BEGIN DATA TO USE
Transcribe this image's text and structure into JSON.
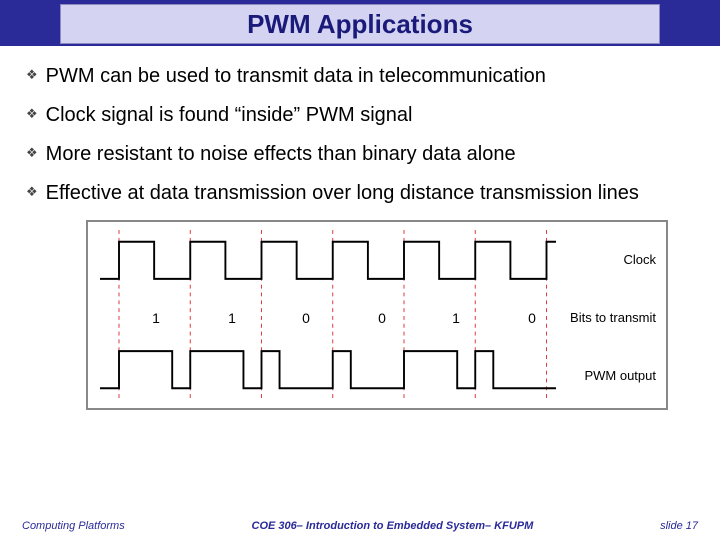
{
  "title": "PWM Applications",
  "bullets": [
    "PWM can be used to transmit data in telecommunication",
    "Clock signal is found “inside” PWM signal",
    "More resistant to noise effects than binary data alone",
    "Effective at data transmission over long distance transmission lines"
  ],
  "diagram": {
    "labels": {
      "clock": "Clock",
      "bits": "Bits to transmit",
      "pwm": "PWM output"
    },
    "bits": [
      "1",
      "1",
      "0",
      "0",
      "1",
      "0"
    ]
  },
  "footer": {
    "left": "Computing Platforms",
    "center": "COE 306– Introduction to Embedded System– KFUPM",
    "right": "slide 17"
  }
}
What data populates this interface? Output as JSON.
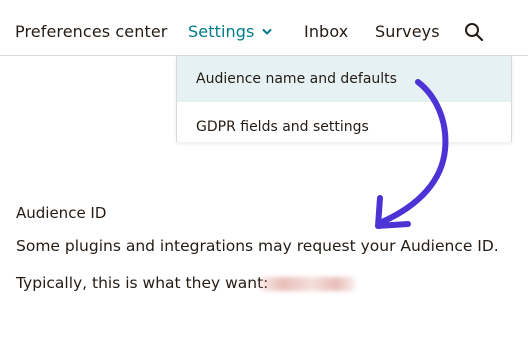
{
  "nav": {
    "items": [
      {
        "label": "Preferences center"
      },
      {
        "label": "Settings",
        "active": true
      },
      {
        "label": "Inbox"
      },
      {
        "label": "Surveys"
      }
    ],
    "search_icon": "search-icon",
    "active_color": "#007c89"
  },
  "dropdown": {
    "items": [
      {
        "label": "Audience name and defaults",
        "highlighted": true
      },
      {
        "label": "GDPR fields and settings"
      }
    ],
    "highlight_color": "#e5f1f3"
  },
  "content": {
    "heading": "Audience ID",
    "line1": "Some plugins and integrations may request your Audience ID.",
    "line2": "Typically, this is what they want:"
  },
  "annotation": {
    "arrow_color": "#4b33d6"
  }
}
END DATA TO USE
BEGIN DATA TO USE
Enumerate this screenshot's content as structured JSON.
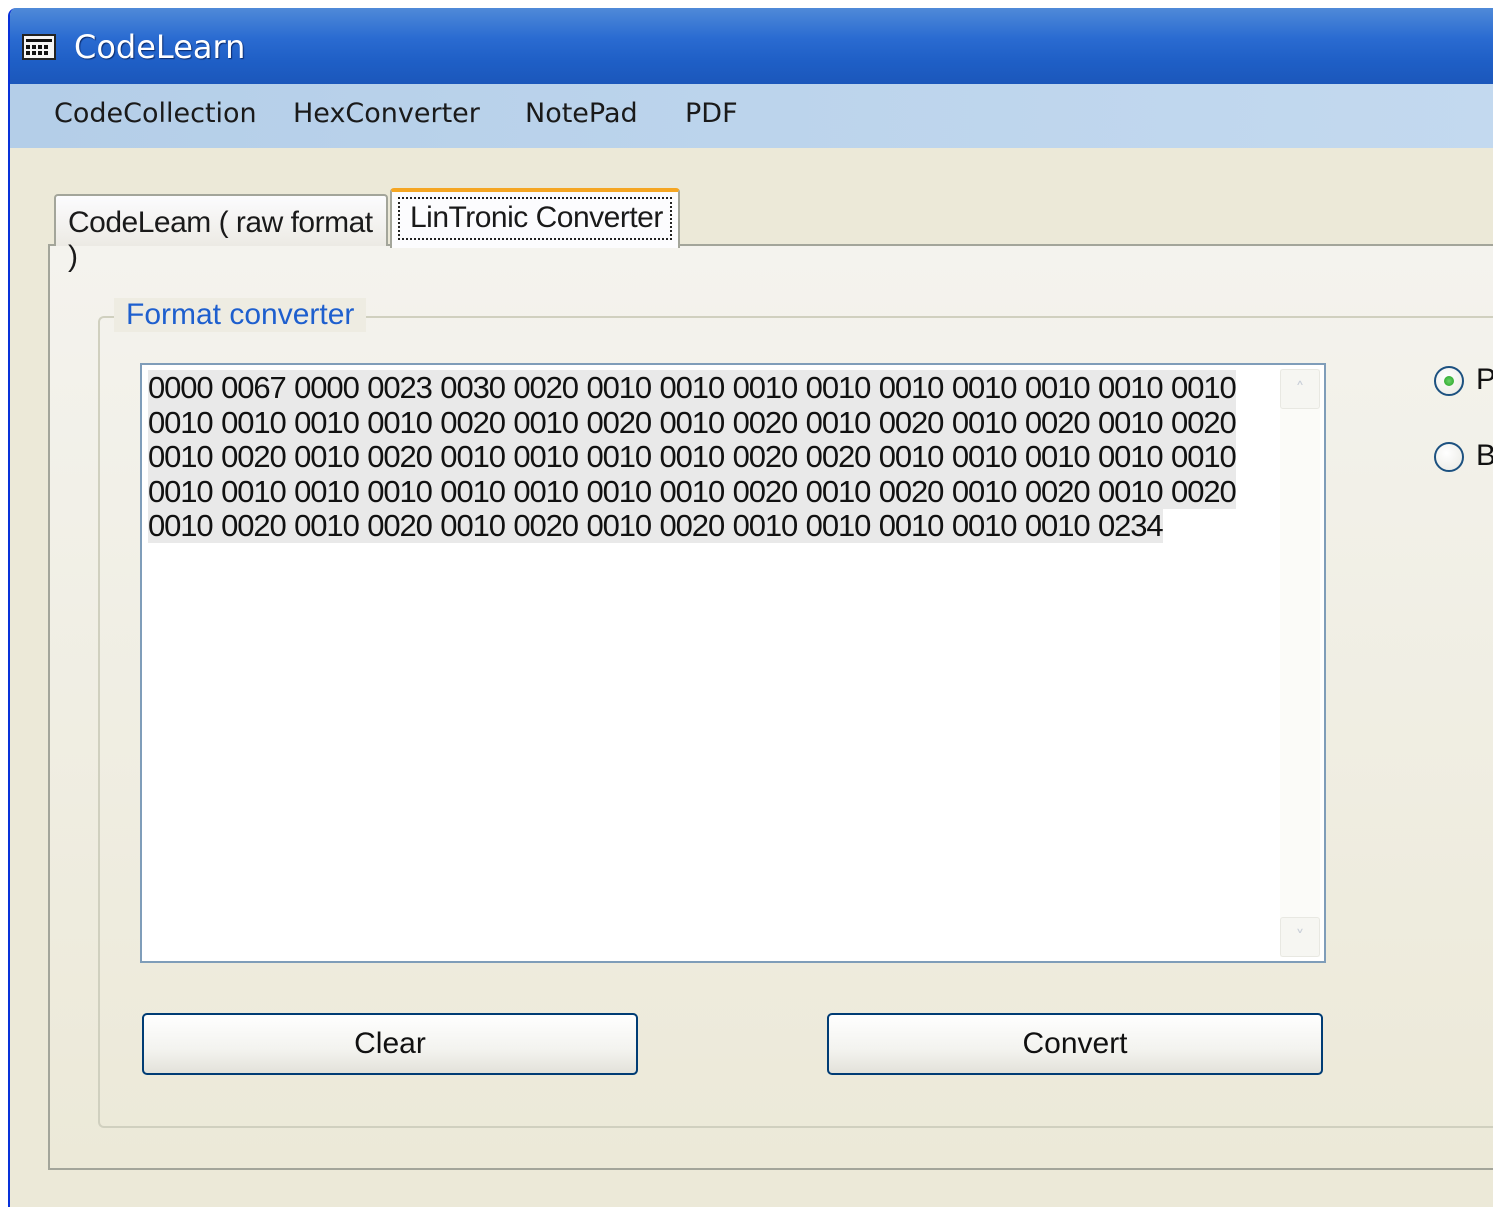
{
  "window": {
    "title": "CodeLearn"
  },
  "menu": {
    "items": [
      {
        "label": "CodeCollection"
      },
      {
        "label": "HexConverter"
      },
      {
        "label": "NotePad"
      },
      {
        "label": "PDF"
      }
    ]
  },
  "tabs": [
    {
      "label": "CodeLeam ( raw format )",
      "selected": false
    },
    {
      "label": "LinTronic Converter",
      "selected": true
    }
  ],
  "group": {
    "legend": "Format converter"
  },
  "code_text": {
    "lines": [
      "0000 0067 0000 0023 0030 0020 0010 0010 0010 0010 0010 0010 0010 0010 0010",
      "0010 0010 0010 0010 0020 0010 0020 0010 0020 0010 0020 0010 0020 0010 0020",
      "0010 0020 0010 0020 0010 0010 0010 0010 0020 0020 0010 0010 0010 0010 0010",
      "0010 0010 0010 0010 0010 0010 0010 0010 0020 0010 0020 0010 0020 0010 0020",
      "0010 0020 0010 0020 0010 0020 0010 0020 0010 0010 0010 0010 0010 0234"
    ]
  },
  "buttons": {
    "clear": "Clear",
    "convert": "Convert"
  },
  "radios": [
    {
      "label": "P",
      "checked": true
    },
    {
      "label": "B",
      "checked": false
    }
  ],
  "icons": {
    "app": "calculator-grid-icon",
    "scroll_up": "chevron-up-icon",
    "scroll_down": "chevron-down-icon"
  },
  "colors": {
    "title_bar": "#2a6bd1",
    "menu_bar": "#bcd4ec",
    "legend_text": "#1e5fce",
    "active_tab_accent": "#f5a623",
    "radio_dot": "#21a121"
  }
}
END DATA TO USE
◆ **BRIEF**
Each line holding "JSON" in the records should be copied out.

◆ **SOLVED EXERCISE**
Transcribe this image's text and structure into JSON.
What data populates this interface? Output as JSON.
Enumerate this screenshot's content as structured JSON.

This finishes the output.